#### What is required
Gather each line containing the string "Compartir" from these entries.

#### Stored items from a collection
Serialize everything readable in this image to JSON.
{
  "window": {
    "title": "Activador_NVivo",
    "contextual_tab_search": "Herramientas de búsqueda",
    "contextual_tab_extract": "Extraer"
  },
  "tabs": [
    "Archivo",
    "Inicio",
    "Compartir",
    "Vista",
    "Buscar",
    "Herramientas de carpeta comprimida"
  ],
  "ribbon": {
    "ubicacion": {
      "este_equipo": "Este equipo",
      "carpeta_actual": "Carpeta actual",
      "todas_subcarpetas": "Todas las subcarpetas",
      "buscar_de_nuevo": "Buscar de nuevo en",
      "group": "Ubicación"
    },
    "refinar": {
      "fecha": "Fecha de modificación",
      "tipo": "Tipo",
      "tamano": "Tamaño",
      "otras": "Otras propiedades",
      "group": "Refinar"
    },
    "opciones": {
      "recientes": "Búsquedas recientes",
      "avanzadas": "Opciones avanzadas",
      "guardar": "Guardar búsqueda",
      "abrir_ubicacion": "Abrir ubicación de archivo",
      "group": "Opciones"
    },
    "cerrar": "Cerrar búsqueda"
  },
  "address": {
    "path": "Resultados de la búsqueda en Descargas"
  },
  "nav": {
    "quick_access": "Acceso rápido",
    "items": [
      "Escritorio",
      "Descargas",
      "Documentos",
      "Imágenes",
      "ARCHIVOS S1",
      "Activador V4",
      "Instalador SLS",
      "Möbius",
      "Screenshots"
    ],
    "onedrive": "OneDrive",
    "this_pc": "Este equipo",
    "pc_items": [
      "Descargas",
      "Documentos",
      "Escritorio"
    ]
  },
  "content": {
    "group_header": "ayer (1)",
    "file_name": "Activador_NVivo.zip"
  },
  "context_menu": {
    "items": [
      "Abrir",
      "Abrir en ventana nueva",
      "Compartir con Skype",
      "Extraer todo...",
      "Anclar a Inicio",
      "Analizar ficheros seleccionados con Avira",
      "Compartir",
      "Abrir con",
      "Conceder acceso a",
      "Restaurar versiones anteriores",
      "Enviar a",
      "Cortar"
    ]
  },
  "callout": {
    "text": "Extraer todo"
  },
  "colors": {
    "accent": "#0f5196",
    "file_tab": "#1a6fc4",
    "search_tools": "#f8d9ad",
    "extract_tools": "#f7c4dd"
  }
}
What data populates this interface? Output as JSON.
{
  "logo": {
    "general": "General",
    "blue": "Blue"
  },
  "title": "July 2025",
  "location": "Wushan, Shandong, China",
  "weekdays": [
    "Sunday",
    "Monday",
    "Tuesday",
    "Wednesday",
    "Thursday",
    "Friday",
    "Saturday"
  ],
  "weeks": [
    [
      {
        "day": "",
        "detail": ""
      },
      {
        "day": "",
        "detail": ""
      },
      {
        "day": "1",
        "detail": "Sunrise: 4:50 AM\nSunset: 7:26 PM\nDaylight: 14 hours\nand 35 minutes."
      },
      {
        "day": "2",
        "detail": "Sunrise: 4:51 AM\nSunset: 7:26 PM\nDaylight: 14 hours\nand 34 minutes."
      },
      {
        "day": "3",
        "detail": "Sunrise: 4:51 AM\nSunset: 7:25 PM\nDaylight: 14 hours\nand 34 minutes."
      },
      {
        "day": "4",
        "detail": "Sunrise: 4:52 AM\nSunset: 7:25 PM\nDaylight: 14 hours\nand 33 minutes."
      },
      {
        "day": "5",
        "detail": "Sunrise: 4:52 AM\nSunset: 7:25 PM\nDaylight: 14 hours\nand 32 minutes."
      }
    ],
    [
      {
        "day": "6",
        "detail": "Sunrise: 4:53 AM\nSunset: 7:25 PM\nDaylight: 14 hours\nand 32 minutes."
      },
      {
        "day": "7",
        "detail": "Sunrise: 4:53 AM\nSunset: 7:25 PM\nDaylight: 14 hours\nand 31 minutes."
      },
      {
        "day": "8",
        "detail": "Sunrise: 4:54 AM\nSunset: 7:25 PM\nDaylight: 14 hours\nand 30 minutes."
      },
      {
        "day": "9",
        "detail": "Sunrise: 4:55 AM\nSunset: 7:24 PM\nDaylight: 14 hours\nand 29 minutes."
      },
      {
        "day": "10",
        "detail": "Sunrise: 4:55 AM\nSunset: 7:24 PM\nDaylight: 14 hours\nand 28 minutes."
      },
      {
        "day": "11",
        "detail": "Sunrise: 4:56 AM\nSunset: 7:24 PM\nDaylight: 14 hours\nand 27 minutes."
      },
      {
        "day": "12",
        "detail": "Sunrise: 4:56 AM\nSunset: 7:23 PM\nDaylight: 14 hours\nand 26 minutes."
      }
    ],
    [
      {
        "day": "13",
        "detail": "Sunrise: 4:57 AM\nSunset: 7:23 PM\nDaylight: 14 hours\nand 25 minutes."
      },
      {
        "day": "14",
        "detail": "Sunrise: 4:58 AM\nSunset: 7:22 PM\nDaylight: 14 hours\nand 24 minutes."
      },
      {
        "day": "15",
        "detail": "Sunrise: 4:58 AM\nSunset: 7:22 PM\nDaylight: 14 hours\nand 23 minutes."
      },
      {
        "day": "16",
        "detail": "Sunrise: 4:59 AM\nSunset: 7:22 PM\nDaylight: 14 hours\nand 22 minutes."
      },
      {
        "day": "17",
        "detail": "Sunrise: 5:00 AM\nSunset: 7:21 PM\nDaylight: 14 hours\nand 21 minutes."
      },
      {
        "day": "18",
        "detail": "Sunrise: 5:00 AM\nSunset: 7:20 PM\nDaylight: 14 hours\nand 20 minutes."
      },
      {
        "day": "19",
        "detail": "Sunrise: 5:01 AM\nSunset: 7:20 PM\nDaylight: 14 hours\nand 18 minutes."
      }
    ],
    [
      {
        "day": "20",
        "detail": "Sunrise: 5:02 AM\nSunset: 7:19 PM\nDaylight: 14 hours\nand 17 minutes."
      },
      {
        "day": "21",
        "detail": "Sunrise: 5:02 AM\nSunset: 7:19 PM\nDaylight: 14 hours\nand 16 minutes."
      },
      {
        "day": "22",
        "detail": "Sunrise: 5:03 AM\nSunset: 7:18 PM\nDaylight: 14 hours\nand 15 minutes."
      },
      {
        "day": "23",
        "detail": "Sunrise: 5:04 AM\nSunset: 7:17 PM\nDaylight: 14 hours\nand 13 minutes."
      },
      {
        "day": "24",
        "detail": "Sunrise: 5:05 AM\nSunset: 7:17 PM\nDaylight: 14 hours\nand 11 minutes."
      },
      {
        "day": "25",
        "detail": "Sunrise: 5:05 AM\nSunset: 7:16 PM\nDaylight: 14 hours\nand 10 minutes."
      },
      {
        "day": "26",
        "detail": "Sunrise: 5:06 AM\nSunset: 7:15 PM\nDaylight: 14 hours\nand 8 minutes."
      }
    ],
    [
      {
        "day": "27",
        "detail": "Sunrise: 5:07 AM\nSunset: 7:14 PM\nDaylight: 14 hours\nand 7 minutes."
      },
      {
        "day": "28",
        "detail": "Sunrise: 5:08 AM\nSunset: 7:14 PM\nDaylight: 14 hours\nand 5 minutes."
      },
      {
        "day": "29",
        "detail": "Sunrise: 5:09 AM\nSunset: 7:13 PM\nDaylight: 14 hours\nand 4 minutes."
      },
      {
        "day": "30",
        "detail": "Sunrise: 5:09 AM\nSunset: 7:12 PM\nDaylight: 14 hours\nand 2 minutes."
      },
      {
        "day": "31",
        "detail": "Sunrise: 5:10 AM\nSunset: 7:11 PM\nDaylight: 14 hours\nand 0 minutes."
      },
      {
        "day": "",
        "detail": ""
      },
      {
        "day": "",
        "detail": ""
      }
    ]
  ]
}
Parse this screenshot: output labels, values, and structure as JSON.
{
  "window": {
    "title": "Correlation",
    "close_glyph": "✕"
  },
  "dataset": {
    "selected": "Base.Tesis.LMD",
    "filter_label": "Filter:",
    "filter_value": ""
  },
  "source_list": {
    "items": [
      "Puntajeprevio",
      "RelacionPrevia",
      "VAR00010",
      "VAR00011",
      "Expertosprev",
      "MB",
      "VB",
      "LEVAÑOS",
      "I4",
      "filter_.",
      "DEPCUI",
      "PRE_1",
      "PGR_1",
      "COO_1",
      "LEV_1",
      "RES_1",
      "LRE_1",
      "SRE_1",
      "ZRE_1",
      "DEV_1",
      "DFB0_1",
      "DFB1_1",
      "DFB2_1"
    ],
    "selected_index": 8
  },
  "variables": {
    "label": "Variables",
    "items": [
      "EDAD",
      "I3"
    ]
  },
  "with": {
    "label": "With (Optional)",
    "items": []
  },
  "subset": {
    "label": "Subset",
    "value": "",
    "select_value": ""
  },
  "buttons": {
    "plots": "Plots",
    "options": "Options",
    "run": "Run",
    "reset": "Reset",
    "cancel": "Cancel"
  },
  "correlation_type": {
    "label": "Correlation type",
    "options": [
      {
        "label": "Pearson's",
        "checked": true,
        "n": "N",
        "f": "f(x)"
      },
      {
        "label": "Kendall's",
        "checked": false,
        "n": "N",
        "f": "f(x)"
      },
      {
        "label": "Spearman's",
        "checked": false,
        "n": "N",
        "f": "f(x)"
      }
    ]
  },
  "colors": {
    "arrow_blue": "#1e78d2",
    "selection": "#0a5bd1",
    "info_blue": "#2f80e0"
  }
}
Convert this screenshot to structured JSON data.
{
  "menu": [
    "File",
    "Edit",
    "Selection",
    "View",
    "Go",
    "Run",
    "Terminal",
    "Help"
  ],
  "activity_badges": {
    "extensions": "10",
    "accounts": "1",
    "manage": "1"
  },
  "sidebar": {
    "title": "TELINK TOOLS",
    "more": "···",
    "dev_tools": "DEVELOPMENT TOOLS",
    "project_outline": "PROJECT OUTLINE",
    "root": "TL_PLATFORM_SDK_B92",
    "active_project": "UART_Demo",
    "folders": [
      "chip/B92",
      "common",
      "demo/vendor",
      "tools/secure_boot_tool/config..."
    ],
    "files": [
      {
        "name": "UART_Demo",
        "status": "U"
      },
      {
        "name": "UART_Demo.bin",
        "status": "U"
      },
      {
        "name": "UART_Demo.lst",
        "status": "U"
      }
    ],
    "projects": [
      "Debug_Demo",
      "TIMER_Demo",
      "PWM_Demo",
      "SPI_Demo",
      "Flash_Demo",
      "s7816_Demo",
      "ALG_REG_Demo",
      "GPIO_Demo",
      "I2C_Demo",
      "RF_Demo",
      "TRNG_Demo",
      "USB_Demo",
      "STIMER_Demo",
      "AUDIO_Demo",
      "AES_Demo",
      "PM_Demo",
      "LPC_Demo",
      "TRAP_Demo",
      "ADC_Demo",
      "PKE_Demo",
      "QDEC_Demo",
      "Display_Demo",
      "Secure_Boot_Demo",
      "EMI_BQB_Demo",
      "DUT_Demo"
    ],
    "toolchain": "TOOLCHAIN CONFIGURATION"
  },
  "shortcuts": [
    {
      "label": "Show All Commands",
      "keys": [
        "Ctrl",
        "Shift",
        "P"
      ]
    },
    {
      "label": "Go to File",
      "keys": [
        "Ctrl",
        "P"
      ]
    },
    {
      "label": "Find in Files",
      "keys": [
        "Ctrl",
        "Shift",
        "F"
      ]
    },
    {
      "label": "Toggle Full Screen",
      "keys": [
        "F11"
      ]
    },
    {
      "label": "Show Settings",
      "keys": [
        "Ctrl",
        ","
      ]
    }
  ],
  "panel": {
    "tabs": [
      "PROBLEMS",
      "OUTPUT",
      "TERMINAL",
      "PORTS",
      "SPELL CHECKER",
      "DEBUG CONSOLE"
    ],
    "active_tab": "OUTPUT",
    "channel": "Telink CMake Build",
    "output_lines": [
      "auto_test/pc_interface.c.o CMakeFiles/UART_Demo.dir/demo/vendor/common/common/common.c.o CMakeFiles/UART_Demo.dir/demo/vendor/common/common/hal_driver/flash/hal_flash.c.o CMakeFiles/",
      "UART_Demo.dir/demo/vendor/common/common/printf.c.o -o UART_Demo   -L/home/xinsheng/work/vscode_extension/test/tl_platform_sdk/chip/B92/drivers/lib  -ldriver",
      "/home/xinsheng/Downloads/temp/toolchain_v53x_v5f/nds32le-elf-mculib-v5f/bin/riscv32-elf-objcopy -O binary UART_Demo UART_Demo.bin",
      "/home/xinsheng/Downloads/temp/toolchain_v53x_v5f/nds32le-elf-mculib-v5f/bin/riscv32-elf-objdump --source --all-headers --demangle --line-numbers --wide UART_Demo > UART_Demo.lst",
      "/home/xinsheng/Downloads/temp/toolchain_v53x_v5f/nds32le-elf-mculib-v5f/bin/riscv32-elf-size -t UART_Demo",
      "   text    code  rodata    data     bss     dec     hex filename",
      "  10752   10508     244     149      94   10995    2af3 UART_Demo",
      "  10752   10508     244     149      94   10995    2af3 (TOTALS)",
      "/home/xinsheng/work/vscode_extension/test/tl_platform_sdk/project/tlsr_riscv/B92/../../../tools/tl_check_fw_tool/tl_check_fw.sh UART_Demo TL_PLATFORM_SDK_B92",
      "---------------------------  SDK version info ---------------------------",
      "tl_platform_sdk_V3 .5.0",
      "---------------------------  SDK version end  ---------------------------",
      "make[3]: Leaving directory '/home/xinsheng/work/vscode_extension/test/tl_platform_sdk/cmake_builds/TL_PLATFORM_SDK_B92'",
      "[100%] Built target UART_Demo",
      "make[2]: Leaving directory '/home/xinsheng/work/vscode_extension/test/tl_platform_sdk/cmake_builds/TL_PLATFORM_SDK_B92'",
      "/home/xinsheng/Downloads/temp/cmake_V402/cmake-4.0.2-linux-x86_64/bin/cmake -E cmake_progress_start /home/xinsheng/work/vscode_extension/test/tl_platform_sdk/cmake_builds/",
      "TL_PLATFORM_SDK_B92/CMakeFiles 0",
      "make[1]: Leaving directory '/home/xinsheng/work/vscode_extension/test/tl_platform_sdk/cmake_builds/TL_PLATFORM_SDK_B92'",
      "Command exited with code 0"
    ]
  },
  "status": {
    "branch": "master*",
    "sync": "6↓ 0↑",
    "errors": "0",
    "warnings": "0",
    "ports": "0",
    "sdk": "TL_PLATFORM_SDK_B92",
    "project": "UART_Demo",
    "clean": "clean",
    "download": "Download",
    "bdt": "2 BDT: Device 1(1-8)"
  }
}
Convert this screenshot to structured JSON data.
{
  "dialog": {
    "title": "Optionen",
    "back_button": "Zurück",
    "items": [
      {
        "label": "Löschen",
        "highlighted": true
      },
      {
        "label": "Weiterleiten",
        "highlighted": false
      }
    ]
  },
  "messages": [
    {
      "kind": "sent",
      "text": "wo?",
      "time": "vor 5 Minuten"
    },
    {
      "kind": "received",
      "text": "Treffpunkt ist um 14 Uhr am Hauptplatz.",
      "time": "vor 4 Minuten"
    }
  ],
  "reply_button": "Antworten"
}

#### Answer to this problem
    "Compartir",
      "Compartir con Skype",
      "Compartir",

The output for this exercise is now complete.